● **Work order**: Across these entries, count the lines holding the string "JSON"; the number is the whole answer.

==== Excerpted records

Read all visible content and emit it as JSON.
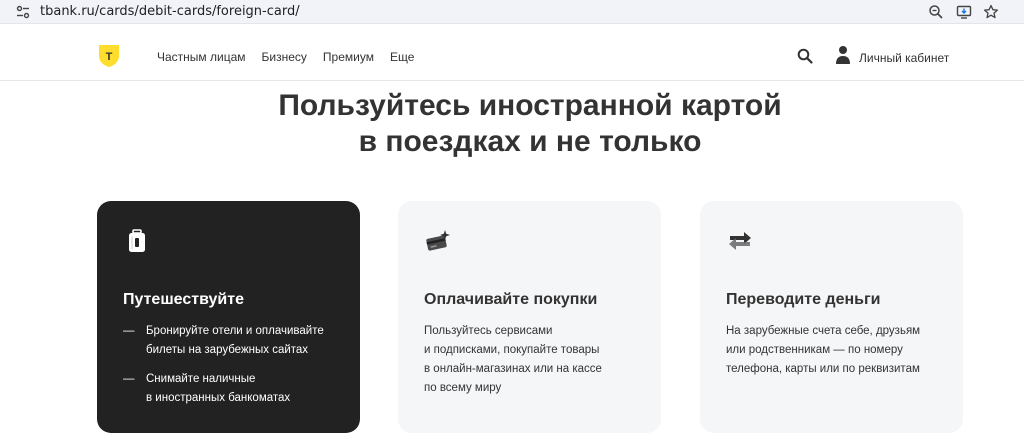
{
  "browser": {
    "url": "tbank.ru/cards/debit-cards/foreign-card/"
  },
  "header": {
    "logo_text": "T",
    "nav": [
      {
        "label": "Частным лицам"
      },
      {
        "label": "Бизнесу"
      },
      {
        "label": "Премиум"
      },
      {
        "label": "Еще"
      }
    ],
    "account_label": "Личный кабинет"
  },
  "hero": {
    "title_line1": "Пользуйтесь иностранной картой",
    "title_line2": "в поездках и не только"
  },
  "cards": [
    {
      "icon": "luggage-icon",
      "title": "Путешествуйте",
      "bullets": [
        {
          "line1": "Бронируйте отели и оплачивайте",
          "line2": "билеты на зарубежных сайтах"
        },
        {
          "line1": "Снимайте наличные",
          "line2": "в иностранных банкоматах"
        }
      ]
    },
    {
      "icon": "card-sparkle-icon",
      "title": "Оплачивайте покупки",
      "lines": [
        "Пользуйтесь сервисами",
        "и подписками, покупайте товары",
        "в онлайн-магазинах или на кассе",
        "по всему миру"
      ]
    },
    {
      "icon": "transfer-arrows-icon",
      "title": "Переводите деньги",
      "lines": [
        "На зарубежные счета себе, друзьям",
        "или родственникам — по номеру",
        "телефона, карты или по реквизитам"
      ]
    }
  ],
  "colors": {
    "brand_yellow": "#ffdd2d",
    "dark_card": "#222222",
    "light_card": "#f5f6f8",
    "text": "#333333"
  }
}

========
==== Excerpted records

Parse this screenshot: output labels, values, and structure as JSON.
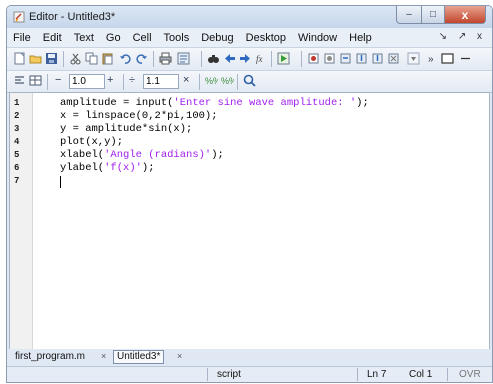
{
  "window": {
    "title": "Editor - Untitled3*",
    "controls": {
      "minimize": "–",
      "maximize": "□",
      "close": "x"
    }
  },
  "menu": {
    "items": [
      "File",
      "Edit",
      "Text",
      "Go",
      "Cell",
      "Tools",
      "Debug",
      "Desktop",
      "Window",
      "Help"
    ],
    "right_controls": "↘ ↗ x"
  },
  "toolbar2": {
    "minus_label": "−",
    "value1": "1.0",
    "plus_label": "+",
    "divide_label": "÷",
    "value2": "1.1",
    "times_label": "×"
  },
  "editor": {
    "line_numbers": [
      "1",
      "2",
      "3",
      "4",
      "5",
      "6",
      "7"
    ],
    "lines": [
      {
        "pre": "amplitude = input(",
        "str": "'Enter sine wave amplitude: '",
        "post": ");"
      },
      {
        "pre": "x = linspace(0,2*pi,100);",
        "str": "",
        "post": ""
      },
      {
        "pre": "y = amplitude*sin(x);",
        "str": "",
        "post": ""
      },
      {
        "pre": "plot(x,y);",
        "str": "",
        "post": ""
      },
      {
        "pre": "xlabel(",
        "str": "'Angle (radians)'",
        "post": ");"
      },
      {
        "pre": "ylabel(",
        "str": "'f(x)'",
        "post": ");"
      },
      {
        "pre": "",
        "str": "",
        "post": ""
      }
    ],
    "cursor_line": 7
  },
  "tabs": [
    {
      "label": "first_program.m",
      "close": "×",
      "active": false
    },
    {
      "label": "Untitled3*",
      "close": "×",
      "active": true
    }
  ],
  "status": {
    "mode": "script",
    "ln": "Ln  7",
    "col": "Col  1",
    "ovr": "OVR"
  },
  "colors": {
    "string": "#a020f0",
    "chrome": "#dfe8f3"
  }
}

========

● **Written answer**: 2